In it, but not of it. TPM DC
That's what Coleman is trying to downplay with socially liberal Republicans in the Midwest.
"President Bush was president eight years, Roe v. Wade wasn't reversed. He had two Supreme Court picks, Roe v. Wade wasn't reversed," the former senator told a Republican Jewish Coalition meeting in Beechwood, Ohio on Monday. "It's not going to be reversed."
Coleman's remarks are of a piece with Romney's closing strategy as he courts women voters and moderates: downplay divisive social issues and promise to govern as a bipartisan uniter. But Roe currently survives on a fragile Supreme Court consensus, an a President Romney would face tremendous pressure from his base to appoint conservatives who would chip away at the Court consensus on abortion rights, a goal Republican presidents have advanced for decades.
"Women's access to abortion is likely to be significantly curtailed under a Romney Court," UCLA constitutional law professor Adam Winkler told TPM. "If Roe wasn't entirely overturned it's likely that the Supreme Court would continue to gut it."
TPM asked Romney campaign spokespersons if he would appoint judges who promise to uphold Roe, but they did not respond to requests for comment. Romney has staked out a pro-life stance as a presidential candidate, and advocated for overturning Roe. "My view is that the Supreme Court should reverse Roe v. Wade and send back to the states the responsibility for deciding whether [abortion] is legal or not," he said last year. His campaign website decries Roe as "blatant judicial activism."
In the Supreme Court, support for Roe v. Wade, the controversial decision holding that states may not outlaw abortion, has considerably weakened since 1973 when it was established on a 7-2 vote. Every justice appointed by a Republican president in the past 30 years has voted to chip away at Roe. No Democratic-appointed justice has voted to limit its impact.
Ronald Reagan appointed Antonin Scalia, an outspoken opponent of Roe, and Anthony Kennedy, who has a limited view of abortion rights. George H. W. Bush appointed David Souter, who voted to scale back Roe, and Clarence Thomas, who voted to overturn it entirely. In the 1992 case Planned Parenthood v. Casey, Roe came within one vote of being overturned; instead, a 5-4 majority voted to limit the scope of its protections.
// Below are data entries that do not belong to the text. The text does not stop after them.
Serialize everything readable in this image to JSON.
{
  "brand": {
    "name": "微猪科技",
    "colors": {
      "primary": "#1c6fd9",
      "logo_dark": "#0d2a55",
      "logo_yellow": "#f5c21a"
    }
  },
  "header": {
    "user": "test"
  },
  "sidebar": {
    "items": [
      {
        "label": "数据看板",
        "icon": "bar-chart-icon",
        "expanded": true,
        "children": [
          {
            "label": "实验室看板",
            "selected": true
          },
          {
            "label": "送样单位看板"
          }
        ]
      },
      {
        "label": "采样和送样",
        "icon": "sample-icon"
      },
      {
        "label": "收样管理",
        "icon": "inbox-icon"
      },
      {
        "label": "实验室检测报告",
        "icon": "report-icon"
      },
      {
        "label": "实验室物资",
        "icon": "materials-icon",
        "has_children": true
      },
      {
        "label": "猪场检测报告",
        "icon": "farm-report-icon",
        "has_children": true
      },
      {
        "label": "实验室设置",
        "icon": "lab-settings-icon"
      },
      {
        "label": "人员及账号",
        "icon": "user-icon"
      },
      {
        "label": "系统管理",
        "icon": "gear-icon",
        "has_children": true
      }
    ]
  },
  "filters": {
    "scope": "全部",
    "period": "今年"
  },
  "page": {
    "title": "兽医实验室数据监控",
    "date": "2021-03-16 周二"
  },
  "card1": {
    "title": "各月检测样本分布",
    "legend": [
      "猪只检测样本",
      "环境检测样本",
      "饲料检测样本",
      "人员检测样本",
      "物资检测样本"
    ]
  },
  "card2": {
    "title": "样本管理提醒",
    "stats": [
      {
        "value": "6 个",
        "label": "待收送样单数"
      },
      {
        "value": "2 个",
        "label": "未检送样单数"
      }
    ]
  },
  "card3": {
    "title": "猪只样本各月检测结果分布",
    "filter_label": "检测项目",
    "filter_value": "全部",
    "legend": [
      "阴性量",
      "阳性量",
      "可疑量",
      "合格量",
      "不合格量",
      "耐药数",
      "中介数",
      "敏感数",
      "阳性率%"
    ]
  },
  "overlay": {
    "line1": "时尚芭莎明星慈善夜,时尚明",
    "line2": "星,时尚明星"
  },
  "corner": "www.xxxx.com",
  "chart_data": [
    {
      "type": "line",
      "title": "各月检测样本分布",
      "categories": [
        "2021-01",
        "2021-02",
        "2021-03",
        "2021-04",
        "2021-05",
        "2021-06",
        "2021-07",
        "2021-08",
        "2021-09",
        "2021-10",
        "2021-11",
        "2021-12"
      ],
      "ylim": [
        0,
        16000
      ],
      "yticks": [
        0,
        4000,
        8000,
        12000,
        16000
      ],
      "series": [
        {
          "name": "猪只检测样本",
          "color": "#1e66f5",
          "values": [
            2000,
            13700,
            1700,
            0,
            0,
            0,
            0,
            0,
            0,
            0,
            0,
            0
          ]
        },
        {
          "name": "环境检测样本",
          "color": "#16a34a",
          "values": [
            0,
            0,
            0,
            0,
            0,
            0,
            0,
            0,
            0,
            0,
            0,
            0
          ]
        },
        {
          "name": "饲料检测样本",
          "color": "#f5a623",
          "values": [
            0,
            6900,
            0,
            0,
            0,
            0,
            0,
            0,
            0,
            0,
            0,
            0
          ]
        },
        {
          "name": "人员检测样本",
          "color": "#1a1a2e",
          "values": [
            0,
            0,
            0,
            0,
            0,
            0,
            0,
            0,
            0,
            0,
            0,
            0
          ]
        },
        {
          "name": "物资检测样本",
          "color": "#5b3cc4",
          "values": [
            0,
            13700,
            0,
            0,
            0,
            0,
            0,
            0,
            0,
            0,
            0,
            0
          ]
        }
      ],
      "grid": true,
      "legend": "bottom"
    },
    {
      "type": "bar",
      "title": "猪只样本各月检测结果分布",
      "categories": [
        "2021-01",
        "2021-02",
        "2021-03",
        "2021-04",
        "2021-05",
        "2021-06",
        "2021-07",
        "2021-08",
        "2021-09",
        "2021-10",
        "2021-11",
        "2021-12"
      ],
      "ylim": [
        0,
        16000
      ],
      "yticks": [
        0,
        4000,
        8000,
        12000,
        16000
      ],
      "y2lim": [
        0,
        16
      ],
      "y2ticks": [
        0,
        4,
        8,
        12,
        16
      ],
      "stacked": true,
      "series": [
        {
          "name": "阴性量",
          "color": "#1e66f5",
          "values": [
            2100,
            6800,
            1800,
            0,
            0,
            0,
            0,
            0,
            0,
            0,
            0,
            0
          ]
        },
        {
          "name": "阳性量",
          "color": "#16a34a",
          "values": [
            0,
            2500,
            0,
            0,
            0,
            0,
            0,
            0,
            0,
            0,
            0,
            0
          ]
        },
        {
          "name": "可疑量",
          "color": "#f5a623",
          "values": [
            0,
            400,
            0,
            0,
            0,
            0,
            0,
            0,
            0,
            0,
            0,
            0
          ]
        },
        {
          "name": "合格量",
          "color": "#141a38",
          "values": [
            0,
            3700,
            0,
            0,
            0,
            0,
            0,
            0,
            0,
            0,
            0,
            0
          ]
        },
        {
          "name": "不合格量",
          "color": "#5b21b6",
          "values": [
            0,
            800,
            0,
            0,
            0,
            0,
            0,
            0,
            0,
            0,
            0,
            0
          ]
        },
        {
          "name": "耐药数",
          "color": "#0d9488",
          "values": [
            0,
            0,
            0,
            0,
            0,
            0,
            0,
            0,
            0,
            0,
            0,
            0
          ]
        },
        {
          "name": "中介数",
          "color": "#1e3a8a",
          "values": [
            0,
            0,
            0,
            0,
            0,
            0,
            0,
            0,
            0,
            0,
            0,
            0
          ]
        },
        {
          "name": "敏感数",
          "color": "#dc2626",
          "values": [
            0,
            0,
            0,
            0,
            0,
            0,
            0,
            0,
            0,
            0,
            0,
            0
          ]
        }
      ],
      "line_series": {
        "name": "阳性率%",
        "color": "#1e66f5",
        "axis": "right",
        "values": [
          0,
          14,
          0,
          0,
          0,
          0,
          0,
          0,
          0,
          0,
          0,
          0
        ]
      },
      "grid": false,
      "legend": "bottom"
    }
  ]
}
In the 2000s, George W. Bush appointed John Roberts and Samuel Alito to the Court. Both voted to weaken abortion rights in the landmark 2007 case Gonzales v. Carhart. The five Republican-appointed justices voted to further weaken the scope of Roe by upholding a federal law banning late term abortions -- what pro-lifers call partial birth abortions -- even though the high court struck down a similar law in 2000.
The New England Journal of Medicine noted the significance of the decision -- which was made possible after conservative Alito replaced the more moderate Sandra Day O'Connor. "This is the first time the Court has ever held that physicians can be prohibited from using a medical procedure deemed necessary by the physician to benefit the patient's health," read an article in the medical journal. "And, for the first time since Roe, the Court blesses a prohibition with no exception safeguarding a woman's health."
Abortion rights advocates believe that there are four votes on the Supreme Court to overturn Roe, and take Romney at his word that, if given the chance, he would appoint the fifth.
"Mitt Romney needs to hide his extremist agenda and confuse women voters in order to win," said Jess McIntosh, a spokeswoman for the reproductive rights group EMILY's List. "Norm Coleman's math is bad and his facts are worse -- Romney would absolutely appoint justices who would work with him to overturn Roe."
For his part, AFA's Fischer told TPM, "We've been waiting for a reversal on Roe for 39 years, and we need assurances from the Romney camp that they are as dedicated to the pro-life cause as the governor says he is."
A President Romney would likely be positioned to do just that. Justices Ruth Bader Ginsburg, 79, and Steven Breyer, 74, both of whom support Roe, may retire during his presidency, if he's elected. Justice Kennedy, the deciding vote not to overturn Roe entirely, is 76.